Many in Indiana were further encouraged by the promise of freebies: Hoosier Lottery officials were giving away one free Mega Millions ticket to each of the first 540 players at several outlets around the state Friday.
In Indianapolis, college student Chris Stewart said he showed up at the lottery's headquarters at 6:30 a.m., two hours before doors opened, to be first in a line of about 60 people who wanted to claim a free ticket.
"I've never seen a jackpot like this before," said Stewart, who bought five additional tickets for the drawing. "If I won -- I mean wow! I just don't know what I'd do. I'd really have to think what I could do with it."
Mike Catalano, chairman of the mathematics department at Dakota Wesleyan University in Mitchell, S.D., concedes the math is clear: The more tickets you buy, the better chances you have of winning. Better long-shot chances.
"You are about 50 times as likely to get struck by lightning as to win the lottery, based on the 90 people a year getting struck by lightning," Catalano said. "Of course, if you buy 50 tickets, you've equalized your chances of winning the jackpot with getting struck by lightning."
Based on other U.S. averages, you're about 8,000 times more likely to be murdered than to win the lottery, and about 20,000 times more likely to die in a car crash than hit the lucky numbers, Catalano said.

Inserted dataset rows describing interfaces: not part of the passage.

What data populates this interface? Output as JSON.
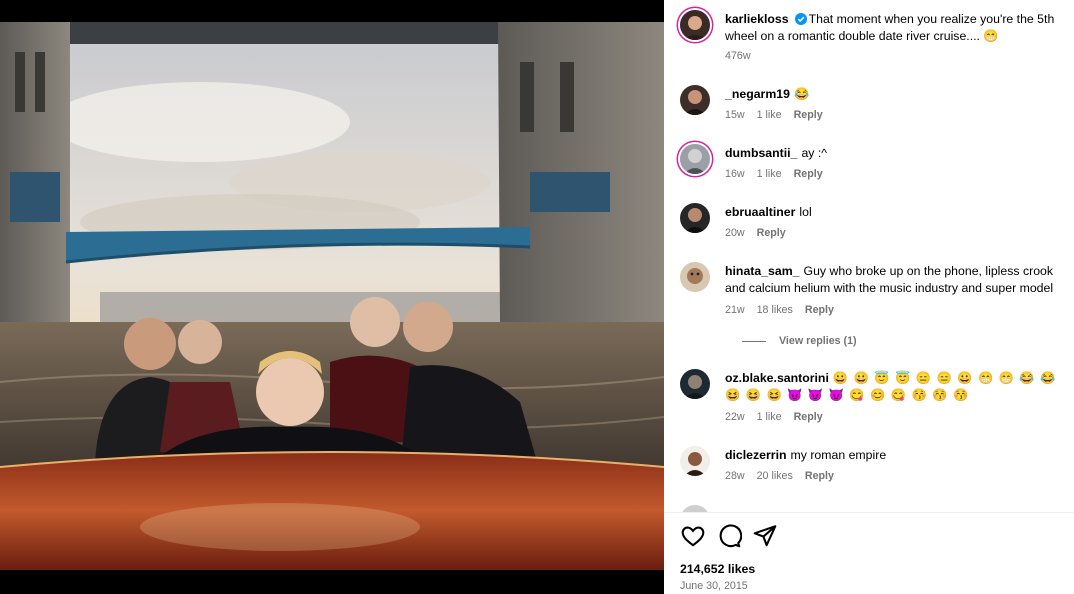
{
  "post": {
    "author": "karliekloss",
    "caption": "That moment when you realize you're the 5th wheel on a romantic double date river cruise.... 😁",
    "age": "476w",
    "likes": "214,652 likes",
    "date": "June 30, 2015"
  },
  "comments": [
    {
      "user": "_negarm19",
      "text": "😂",
      "age": "15w",
      "likes": "1 like",
      "reply": "Reply"
    },
    {
      "user": "dumbsantii_",
      "text": "ay :^",
      "age": "16w",
      "likes": "1 like",
      "reply": "Reply"
    },
    {
      "user": "ebruaaltiner",
      "text": "lol",
      "age": "20w",
      "reply": "Reply"
    },
    {
      "user": "hinata_sam_",
      "text": "Guy who broke up on the phone, lipless crook and calcium helium with the music industry and super model",
      "age": "21w",
      "likes": "18 likes",
      "reply": "Reply",
      "view_replies": "View replies (1)"
    },
    {
      "user": "oz.blake.santorini",
      "text": "😀 😀 😇 😇 😑 😑 😀 😁 😁 😂 😂 😆 😆 😆 😈 😈 😈 😋 😊 😋 😚 😚 😚",
      "age": "22w",
      "likes": "1 like",
      "reply": "Reply"
    },
    {
      "user": "diclezerrin",
      "text": "my roman empire",
      "age": "28w",
      "likes": "20 likes",
      "reply": "Reply"
    }
  ],
  "icons": [
    "heart-icon",
    "comment-icon",
    "share-icon",
    "verified-icon"
  ],
  "colors": {
    "accent": "#0095f6",
    "meta": "#737373",
    "story_ring": "#d6249f"
  }
}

"You might get some psychological enjoyment from playing the lottery, but from a financial standpoint ... you'd be much better off going to Las Vegas and playing blackjack or the slot machines," he said.

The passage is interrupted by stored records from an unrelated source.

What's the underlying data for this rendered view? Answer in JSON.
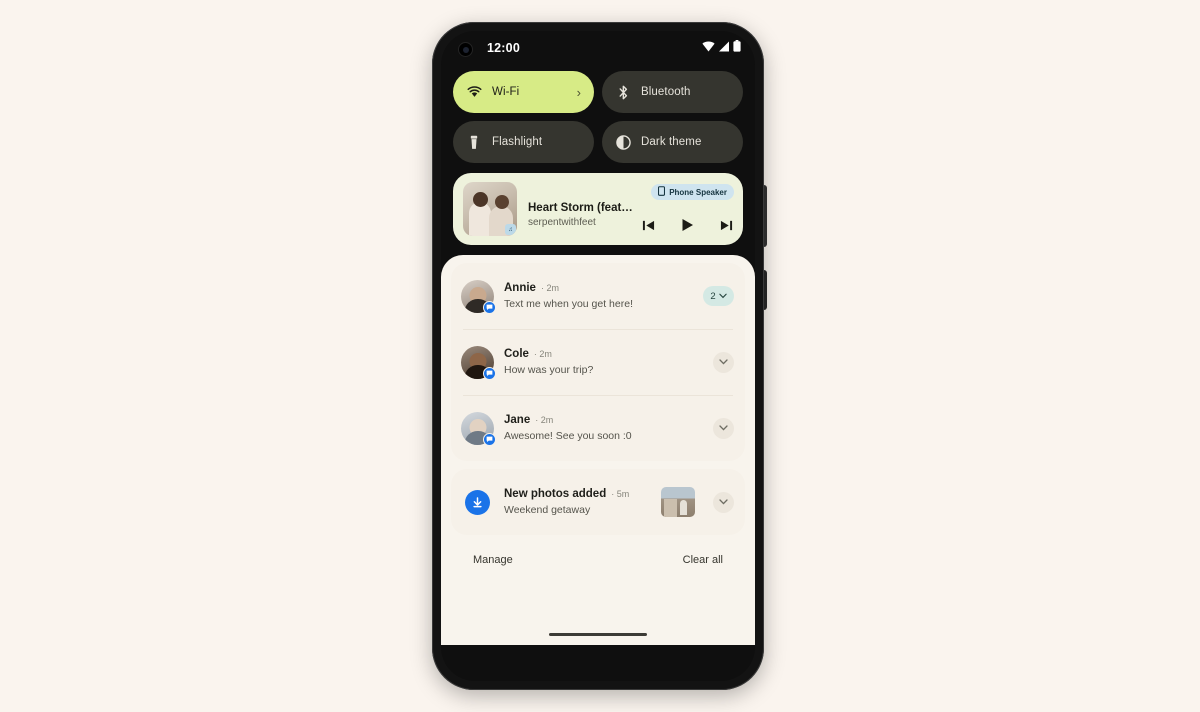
{
  "device": {
    "status_bar": {
      "time": "12:00",
      "icons": [
        "wifi-icon",
        "cellular-signal-icon",
        "battery-icon"
      ]
    }
  },
  "quick_settings": {
    "tiles": [
      {
        "label": "Wi-Fi",
        "icon": "wifi-icon",
        "active": true,
        "chevron": "›"
      },
      {
        "label": "Bluetooth",
        "icon": "bluetooth-icon",
        "active": false
      },
      {
        "label": "Flashlight",
        "icon": "flashlight-icon",
        "active": false
      },
      {
        "label": "Dark theme",
        "icon": "dark-theme-icon",
        "active": false
      }
    ]
  },
  "media_player": {
    "title": "Heart Storm (feat…",
    "artist": "serpentwithfeet",
    "output_chip": {
      "label": "Phone Speaker",
      "icon": "phone-speaker-icon"
    },
    "controls": {
      "previous": "skip-previous-icon",
      "play": "play-icon",
      "next": "skip-next-icon"
    }
  },
  "notifications": {
    "groups": [
      {
        "items": [
          {
            "name": "Annie",
            "time": "2m",
            "message": "Text me when you get here!",
            "avatar": "av-annie",
            "app_badge": "messages-icon",
            "count": "2",
            "expand": "chevron-down-icon"
          },
          {
            "name": "Cole",
            "time": "2m",
            "message": "How was your trip?",
            "avatar": "av-cole",
            "app_badge": "messages-icon",
            "expand": "chevron-down-icon"
          },
          {
            "name": "Jane",
            "time": "2m",
            "message": "Awesome! See you soon :0",
            "avatar": "av-jane",
            "app_badge": "messages-icon",
            "expand": "chevron-down-icon"
          }
        ]
      },
      {
        "items": [
          {
            "name": "New photos added",
            "time": "5m",
            "message": "Weekend getaway",
            "icon": "photos-backup-icon",
            "thumbnail": "weekend-getaway-thumbnail",
            "expand": "chevron-down-icon"
          }
        ]
      }
    ],
    "actions": {
      "manage": "Manage",
      "clear_all": "Clear all"
    }
  },
  "theme": {
    "page_background": "#faf4ee",
    "accent_lime": "#d7eb86",
    "tile_dark": "#35352f",
    "media_card": "#eef2dc",
    "shade_background": "#f8f4ed",
    "badge_mint": "#d4e9e4",
    "app_blue": "#1a73e8"
  }
}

For David Kramer, a lawyer in Lincoln, Neb., buying his Mega Millions ticket Thursday wasn't about "the realistic opportunity to win."
"It's the fact that for three days, the daydreaming time about what I would do if I won is great entertainment and, frankly, a very nice release from a normal day," he said.
Everett Eahmer, 80, of St. Paul, Minn., said he's been playing the lottery "since the beginning."
"If I win, the first thing I'm going to do is buy a (Tim) Tebow football shirt, and I'm going to do the Tebow pose," said Eahmer, who bought five tickets Thursday. "I'm with him in honoring a higher power."
Lottery officials are happy to have Friday's record Mega Millions jackpot fueling ticket sales, but even they caution against spending large amounts per person.
"When people ask me, I just tell them that the odds of a lottery game make it a game of fate," said Chuck Strutt, executive director of the Urbandale, Iowa-based Multi-State Lottery Association that oversees the Mega Millions, Powerball and other lotteries. "Just buy a ticket, sit back and see if fate points a finger at you for that day."
Associated Press writers Carrie Antlfinger and Dinesh Ramde in Milwaukee, Rich Callahan and Carrie Schedler in Indianapolis, Mark Carlson in Phoenix, and Alexandra Tempus in St. Paul, Minn., contributed to this report.